COFFEE & CROISSANT

“To celebrate, the Viennese bakers made for days crescent-shaped (Turkish emblem) rolls. Later, the French adopted the practice, and christened the name from crescent to famous CROISSANT! (“croix” in French means “cross”)”
by Ayhan ÖZER


Most people love this combination, especially in the morning. How these two “divine” palate-pleasers came to be known? There is a Turkish-related history behind it. It goes back to 1683! At that time the Austrian capital Vienna was under siege by the Turks – second time! It was a major military campaign. The huge Ottoman Army marched for three months from Istanbul, first to Belgrade, a Turkish outpost at that time, and then moved to the outskirts of Vienna. On July 13, 1683 the Ottoman Army pitched its camp outskirts of Vienna in the form of a crescent. 

This Turkish campaign afforded two international customs still in existence today, and they are very popular.       

This Turkish campaign afforded two international customs still in existence today, and they are very popular. One of them is coffee drinking. During that siege, a Viennese man by the name George Franz Koschitsky was carrying intelligence to the Turks; and he also served coffee to the troops. The siege was protracted, because the Commander did not want to storm the City, it wanted to keep it intact, without having been plundered by the troops, so that his spoil would be much greater. The troops controlled and restricted the food supplies entering the City.

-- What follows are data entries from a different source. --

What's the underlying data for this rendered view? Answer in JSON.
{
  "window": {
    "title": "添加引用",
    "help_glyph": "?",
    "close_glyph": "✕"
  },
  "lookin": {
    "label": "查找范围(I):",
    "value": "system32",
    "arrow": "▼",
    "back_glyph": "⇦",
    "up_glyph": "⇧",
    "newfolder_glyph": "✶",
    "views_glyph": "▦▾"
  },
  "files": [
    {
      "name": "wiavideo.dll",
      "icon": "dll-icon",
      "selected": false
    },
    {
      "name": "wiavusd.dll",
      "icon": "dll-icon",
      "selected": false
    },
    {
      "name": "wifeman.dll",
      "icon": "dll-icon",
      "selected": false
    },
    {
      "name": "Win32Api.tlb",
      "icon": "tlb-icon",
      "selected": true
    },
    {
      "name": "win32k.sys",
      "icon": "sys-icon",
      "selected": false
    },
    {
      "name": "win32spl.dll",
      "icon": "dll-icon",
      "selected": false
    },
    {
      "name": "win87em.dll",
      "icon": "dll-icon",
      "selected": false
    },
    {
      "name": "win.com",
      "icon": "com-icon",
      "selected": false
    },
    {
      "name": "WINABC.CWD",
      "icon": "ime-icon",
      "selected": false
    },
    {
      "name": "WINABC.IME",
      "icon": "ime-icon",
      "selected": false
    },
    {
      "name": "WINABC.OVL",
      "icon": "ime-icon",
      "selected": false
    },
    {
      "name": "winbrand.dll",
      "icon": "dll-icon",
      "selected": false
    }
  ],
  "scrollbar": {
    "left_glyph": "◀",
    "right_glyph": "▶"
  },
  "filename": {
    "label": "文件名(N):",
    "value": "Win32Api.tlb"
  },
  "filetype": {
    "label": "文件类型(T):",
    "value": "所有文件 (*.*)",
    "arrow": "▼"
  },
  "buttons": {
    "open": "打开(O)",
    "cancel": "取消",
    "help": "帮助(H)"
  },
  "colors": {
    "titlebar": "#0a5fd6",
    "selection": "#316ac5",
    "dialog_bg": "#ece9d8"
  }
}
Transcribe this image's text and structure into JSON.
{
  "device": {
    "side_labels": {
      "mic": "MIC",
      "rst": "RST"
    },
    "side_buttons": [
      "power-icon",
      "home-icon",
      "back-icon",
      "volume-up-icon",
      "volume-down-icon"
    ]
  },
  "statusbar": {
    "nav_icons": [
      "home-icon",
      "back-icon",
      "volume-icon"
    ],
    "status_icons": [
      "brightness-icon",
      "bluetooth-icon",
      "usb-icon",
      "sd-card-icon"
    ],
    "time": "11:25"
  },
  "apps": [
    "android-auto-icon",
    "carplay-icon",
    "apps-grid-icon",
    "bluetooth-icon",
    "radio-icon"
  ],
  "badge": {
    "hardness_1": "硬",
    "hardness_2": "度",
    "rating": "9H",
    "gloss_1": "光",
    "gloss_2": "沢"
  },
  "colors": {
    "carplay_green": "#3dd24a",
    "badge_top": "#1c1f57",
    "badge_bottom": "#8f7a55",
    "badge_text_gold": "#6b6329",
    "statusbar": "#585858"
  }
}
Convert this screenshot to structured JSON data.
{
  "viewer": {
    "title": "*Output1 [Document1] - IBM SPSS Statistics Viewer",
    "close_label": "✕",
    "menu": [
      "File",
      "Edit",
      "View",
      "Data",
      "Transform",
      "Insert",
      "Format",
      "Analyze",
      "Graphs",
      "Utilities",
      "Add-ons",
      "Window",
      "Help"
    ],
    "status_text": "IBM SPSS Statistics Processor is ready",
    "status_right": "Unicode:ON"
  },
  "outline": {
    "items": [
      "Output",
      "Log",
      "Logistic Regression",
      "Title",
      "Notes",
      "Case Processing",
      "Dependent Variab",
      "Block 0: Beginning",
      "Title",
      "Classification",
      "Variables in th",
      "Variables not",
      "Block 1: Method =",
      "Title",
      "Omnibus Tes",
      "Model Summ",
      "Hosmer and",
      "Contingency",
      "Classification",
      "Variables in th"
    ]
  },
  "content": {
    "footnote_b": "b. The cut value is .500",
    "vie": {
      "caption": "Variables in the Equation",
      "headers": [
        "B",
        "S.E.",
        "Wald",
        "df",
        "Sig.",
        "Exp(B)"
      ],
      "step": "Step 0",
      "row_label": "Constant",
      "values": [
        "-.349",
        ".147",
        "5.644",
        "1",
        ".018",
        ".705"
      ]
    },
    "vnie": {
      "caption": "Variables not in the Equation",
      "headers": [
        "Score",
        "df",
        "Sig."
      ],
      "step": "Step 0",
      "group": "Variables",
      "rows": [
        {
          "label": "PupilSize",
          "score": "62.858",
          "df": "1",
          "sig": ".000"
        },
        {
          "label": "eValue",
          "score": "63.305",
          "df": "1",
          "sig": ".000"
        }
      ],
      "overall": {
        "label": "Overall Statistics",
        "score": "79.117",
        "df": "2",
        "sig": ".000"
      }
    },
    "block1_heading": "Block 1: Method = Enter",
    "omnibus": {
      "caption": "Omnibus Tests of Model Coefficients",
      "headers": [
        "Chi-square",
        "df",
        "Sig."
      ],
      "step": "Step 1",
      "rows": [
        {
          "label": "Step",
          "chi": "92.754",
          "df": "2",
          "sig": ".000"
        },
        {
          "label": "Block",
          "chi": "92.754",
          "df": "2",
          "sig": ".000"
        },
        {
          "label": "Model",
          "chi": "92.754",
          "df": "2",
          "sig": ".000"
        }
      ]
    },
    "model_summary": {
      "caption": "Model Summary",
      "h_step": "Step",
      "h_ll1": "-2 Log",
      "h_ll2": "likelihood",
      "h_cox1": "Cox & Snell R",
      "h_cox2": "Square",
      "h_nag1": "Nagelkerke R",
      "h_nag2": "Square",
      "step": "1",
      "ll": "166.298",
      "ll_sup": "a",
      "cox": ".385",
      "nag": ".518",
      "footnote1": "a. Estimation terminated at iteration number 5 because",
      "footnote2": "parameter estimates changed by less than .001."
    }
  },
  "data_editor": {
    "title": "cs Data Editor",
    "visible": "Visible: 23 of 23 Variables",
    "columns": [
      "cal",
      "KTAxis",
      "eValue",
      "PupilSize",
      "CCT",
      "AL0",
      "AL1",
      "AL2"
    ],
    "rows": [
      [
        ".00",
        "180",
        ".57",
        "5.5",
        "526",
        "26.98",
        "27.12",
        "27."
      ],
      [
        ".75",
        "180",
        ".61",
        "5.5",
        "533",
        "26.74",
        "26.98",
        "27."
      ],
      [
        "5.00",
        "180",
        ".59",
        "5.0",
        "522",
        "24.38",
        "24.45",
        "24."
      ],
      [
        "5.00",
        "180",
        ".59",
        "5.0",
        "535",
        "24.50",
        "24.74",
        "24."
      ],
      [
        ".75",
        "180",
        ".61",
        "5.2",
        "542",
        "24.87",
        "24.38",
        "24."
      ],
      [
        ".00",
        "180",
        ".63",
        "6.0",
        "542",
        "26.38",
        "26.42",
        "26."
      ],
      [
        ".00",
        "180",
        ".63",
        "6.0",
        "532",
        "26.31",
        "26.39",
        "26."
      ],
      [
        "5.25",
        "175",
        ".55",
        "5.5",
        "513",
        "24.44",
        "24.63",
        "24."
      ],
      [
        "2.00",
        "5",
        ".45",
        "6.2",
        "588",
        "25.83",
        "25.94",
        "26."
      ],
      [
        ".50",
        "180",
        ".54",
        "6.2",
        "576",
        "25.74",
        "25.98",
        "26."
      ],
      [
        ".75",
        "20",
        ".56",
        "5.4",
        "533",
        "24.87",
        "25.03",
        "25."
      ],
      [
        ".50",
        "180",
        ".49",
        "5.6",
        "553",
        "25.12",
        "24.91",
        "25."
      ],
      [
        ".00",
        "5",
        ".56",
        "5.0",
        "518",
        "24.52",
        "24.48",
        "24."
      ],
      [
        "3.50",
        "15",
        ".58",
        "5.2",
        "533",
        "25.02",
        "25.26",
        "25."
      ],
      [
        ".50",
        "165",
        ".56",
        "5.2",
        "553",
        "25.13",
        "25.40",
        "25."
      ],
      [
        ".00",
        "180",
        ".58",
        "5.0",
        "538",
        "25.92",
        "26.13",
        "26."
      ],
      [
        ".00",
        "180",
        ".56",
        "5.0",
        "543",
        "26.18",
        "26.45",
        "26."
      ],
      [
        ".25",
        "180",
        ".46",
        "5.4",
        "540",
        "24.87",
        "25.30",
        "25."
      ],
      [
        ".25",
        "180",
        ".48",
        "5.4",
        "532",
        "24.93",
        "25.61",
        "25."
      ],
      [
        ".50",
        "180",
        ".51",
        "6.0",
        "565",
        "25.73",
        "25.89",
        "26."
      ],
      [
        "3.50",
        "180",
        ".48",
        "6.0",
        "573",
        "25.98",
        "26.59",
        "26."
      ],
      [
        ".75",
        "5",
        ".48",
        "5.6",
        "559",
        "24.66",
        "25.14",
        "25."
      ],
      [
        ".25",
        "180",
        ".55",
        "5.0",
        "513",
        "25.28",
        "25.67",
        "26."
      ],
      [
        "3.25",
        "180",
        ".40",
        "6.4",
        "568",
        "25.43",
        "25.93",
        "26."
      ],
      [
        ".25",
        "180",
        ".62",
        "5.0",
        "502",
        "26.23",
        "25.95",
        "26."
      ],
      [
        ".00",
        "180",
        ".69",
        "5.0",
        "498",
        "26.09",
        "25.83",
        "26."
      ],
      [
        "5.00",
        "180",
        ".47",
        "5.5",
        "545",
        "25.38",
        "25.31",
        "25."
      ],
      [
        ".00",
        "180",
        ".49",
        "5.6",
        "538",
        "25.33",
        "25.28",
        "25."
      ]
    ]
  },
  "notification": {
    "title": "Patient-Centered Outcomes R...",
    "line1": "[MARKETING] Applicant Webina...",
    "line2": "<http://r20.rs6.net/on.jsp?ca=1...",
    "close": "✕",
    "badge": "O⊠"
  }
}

The Commander expected the Viennese would soon be sick and tired, and surrendered. Yet, they held out, and they vehemently sought help from other European countries, especially from the Poles.

The siege drawn out, and the rainy season began. The Ottoman army became restless due to long idleness. In view of these adverse conditions the Turks decided to rescind the siege and go back. This huge campaign failed due to mismanagement and short-sightedness of the Commander Grand-vizir Merzifonlu Kara Mustafa Pasha. He ordered the Army to retreat to Belgrade, an interim Ottoman outpost, before marching to Istanbul. Sultan Mehmet IV did not take this failure lightly. He dispatched two executioners to Belgrade to bring the head of Kara Mustafa Pasha.  

To carry all those huge coffee sacks back to Istanbul was too great a burden.             

To carry all those huge coffee sacks back to Istanbul was too great a burden. So, they decided to leave them behind. Koschitsky was the only person who knew how to prepare the Turkish coffee. With this enormous supply Koschitsky opened his first coffee house in Vienna in 1683. The Viennese people tasted the Turkish coffee, and liked. Also, coffee created a social atmosphere. In coffee-houses people got together around “Kaffee-klatsch” to have coffee and conversation.

This new custom burgeoned in the City and added a new dimension to the social scene of Vienna. The next coffee house in Europe was opened in Paris in 1685. Then, the habit of coffee drinking spread to entire Europe, and took hold rapidly.    

During that siege, the Turks were digging tunnels under the city walls, and the sappers did their work mostly after midnight. However, the bakers of Vienna started their work very early in the morning. In the quiet of the wee hours, they heard some dull noise coming from underground.

They got suspicious, and figured that the Turks might have been up to something, and they immediately informed their commanders. The suspicion proved correct, and the scheme foiled. Then, the Turkish Army lifted the siege, and retreated.

To celebrate, the Viennese bakers made for days crescent-shaped (Turkish emblem) rolls. Later, the French adopted the practice, and christened the name from crescent to famous CROISSANT! (“croix” in French means “cross”)

So, the Turkish siege of Vienna brought forth two important customs to the world.

                                                         _ . _

Know in France as croissants de boulanger, this yeasted dough is layered with butter and given a succession of folds that create the distinctive profile of classic croissants. Light and airy and shatteringly crisp, with a deeply caramelized buttery flavor, these croissants are a labor of love that’s absolutely worth the time.

Source:
https://www.kingarthurflour.com/recipes/bakers-croissants-recipe

Image: For Fairly Use                 

_ . _

http://www.turkishlibrary.us/coffee-and-tea-customs-in-turkey/    

The U.S. Turkish Library & Museum Project is under The Light Millennium Organization, Associated with the Department of Global Communications of the United Nations  (formerly #UNDPINGO).
Commercial Free – Public Benefit E-Publication
http://www.turkishlibrary.us | http://www.isikbinyili.org | http://www.lightmillennium.org
Social media @lightmillennium #lightmillennium @turkishlibrarymuseum

"The U.S. Turkish Library & Museum For Friendship and Peace" project joined, and has been produced under the umbrealla of The Light Millennium Organization effective on October 15, 2015.